RECORDS Start Marker

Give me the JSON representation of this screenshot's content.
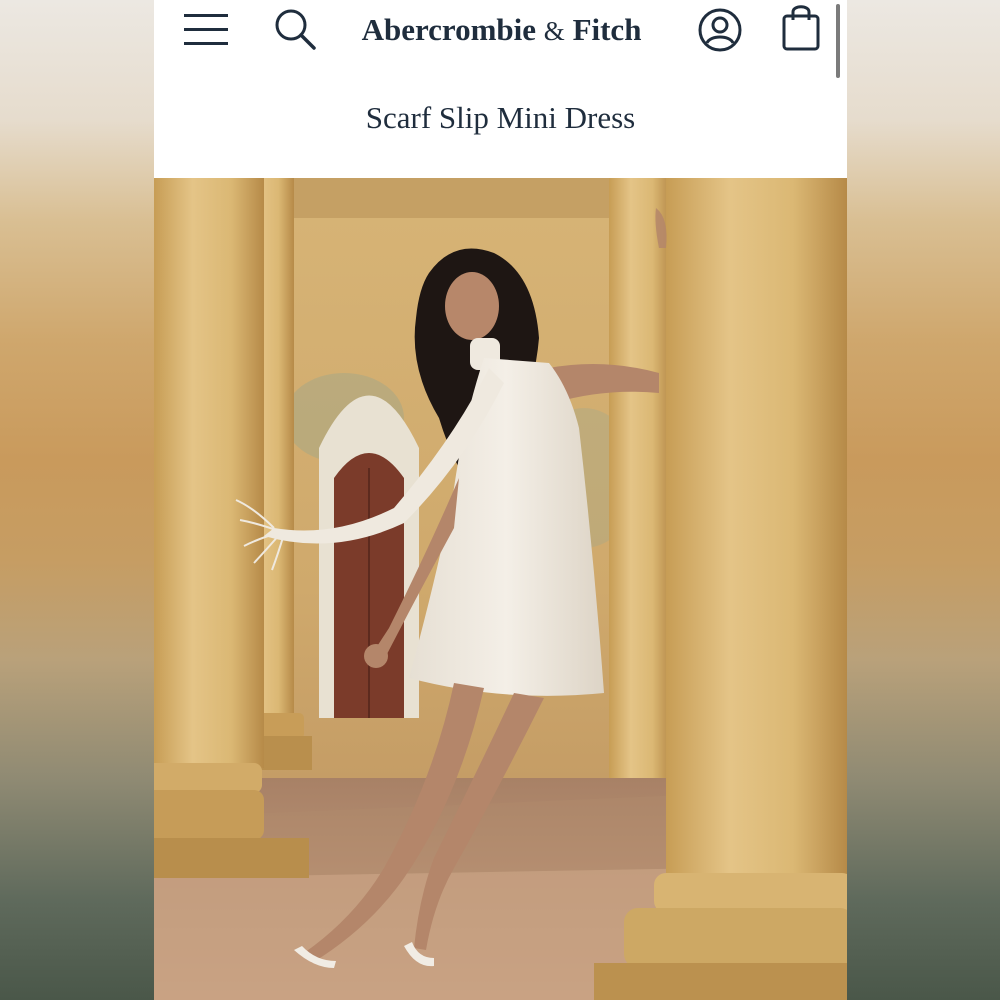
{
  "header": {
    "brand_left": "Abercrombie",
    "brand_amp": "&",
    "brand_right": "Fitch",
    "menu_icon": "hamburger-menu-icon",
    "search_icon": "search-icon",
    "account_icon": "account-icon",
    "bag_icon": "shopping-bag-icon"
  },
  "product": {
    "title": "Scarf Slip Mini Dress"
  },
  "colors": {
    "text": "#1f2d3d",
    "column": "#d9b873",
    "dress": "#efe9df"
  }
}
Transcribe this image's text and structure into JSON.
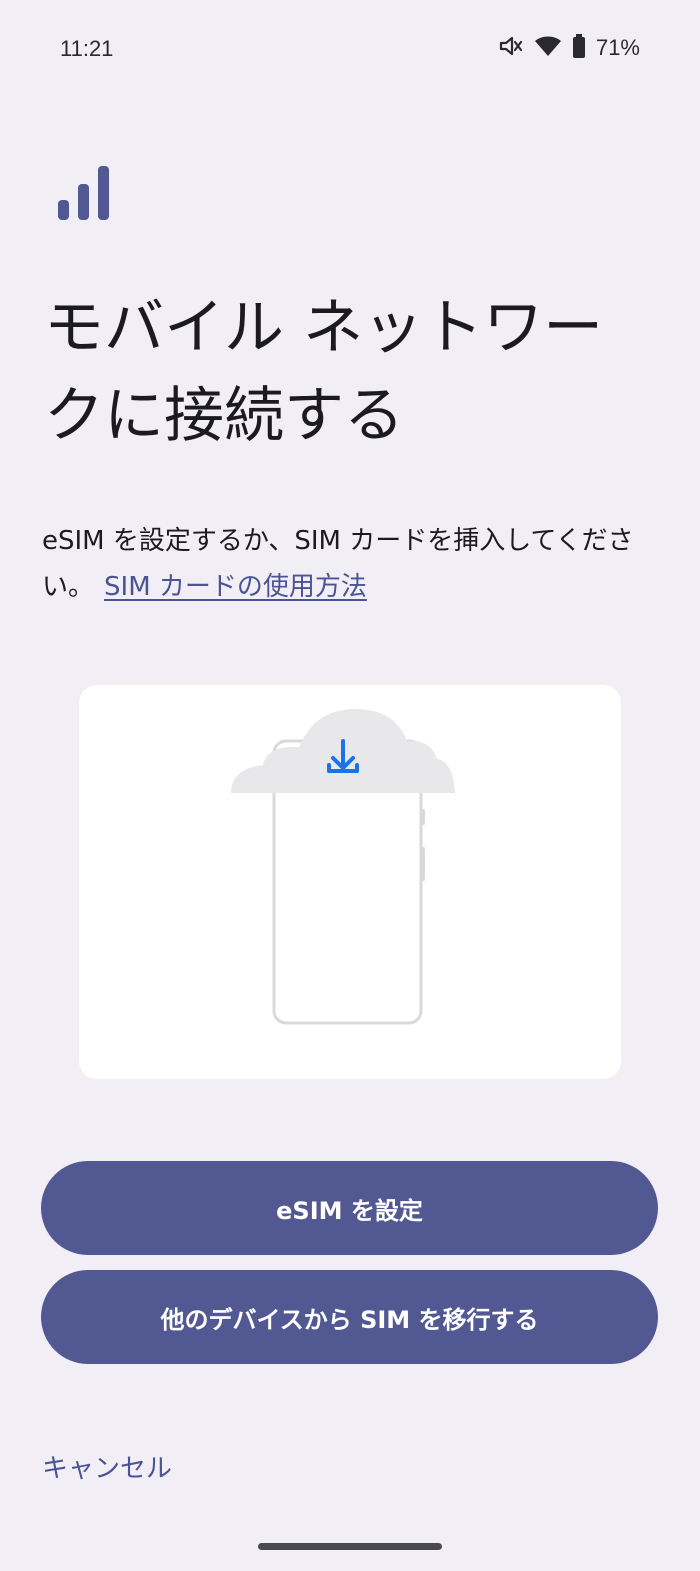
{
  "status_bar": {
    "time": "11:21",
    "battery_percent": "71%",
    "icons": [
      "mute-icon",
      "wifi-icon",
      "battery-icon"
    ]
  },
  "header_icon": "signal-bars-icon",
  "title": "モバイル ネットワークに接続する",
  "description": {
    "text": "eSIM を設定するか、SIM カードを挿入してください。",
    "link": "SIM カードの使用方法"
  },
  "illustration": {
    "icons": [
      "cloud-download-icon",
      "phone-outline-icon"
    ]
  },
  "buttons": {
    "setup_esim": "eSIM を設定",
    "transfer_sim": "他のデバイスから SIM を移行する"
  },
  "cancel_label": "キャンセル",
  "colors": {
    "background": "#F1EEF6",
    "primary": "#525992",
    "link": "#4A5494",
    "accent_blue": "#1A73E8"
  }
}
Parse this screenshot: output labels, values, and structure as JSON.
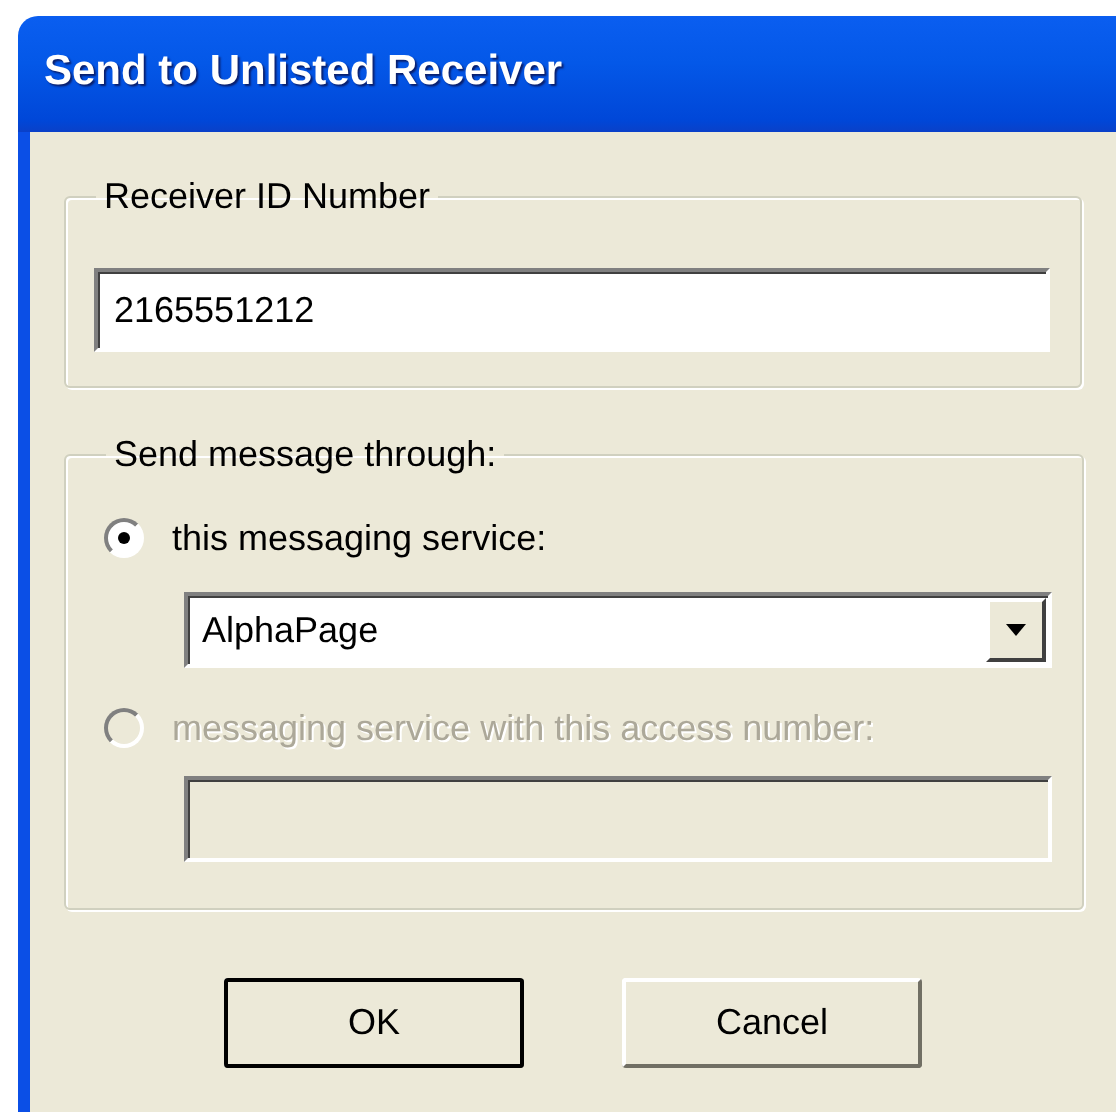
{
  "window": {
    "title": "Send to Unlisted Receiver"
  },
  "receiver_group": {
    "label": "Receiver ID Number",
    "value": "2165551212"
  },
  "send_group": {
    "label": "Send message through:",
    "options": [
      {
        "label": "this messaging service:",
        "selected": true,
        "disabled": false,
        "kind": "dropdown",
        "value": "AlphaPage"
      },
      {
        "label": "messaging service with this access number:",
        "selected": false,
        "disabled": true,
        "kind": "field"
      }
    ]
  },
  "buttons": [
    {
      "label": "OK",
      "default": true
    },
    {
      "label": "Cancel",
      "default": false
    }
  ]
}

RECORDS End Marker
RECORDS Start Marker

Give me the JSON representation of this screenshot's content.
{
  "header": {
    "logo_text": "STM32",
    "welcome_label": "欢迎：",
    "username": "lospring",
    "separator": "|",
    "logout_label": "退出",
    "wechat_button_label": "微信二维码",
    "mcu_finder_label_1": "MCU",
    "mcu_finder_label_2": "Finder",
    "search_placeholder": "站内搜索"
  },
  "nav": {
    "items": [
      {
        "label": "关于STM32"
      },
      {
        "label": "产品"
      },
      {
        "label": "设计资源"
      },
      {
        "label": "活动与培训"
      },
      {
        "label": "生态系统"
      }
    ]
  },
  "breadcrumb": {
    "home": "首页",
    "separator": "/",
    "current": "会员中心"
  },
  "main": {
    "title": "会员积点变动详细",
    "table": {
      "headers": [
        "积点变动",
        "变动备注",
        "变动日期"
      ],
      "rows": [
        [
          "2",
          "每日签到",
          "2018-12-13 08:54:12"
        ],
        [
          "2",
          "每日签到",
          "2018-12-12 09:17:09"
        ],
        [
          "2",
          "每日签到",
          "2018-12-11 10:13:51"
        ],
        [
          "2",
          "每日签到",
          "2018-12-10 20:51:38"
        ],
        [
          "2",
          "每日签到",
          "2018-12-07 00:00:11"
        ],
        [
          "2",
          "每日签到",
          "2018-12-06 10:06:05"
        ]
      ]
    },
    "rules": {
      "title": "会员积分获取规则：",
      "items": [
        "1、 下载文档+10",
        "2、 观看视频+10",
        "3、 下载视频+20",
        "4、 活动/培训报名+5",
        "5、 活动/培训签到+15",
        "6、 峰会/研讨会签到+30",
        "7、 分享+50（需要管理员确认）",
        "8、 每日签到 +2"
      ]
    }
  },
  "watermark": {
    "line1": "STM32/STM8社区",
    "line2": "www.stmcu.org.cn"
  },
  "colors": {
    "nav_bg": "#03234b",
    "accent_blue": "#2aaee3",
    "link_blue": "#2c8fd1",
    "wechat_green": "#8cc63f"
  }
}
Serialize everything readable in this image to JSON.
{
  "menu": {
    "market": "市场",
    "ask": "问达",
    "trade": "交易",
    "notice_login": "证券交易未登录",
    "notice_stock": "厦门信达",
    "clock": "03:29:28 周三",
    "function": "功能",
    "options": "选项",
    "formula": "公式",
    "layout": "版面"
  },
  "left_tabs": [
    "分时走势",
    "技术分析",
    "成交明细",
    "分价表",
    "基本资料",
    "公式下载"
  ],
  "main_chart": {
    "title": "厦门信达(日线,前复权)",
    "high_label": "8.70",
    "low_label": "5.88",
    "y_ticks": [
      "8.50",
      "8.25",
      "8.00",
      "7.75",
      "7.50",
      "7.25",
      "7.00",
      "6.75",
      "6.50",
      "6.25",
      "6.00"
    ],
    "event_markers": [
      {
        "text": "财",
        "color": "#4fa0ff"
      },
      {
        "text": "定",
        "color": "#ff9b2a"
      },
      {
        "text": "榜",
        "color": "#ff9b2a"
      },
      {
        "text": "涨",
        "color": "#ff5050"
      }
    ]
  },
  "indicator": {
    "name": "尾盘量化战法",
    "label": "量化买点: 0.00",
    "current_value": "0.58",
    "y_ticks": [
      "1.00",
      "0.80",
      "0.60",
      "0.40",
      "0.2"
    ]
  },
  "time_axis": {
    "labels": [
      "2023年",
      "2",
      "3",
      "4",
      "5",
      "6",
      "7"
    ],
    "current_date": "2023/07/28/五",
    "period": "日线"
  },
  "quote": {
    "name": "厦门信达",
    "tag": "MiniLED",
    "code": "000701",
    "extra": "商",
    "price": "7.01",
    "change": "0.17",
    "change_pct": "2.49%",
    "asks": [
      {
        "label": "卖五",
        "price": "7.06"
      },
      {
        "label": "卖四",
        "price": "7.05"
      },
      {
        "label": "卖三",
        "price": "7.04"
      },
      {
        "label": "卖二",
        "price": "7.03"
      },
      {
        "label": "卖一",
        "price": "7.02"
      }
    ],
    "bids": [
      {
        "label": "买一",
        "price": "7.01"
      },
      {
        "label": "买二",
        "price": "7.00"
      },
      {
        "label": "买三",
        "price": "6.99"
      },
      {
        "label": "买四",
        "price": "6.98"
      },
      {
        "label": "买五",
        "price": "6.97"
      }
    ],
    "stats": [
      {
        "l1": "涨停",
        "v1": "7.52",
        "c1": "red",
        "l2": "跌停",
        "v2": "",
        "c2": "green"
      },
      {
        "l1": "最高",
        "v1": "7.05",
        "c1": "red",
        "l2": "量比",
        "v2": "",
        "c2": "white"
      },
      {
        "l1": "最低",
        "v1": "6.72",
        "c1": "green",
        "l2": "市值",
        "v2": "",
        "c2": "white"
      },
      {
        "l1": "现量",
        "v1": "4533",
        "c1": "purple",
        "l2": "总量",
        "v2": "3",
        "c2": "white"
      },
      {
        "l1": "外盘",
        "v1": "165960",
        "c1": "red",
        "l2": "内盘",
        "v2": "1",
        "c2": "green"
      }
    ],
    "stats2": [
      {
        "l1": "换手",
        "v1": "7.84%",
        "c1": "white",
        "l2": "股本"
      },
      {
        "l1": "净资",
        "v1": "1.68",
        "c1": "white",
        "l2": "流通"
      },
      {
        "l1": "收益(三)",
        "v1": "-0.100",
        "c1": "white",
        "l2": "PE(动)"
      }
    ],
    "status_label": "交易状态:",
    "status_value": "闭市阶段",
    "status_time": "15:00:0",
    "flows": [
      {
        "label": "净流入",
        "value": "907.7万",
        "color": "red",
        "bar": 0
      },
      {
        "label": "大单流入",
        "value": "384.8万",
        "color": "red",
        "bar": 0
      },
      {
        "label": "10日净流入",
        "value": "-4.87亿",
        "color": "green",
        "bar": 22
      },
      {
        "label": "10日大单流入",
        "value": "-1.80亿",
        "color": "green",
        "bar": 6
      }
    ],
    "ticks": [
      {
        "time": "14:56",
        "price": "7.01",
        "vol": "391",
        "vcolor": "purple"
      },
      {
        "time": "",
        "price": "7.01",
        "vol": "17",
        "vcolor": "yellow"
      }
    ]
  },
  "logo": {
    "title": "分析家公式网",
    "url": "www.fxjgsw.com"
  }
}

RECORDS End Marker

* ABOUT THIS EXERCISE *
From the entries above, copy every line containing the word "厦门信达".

* WRITTEN SOLUTION *
    "notice_stock": "厦门信达",
    "title": "厦门信达(日线,前复权)",
    "name": "厦门信达",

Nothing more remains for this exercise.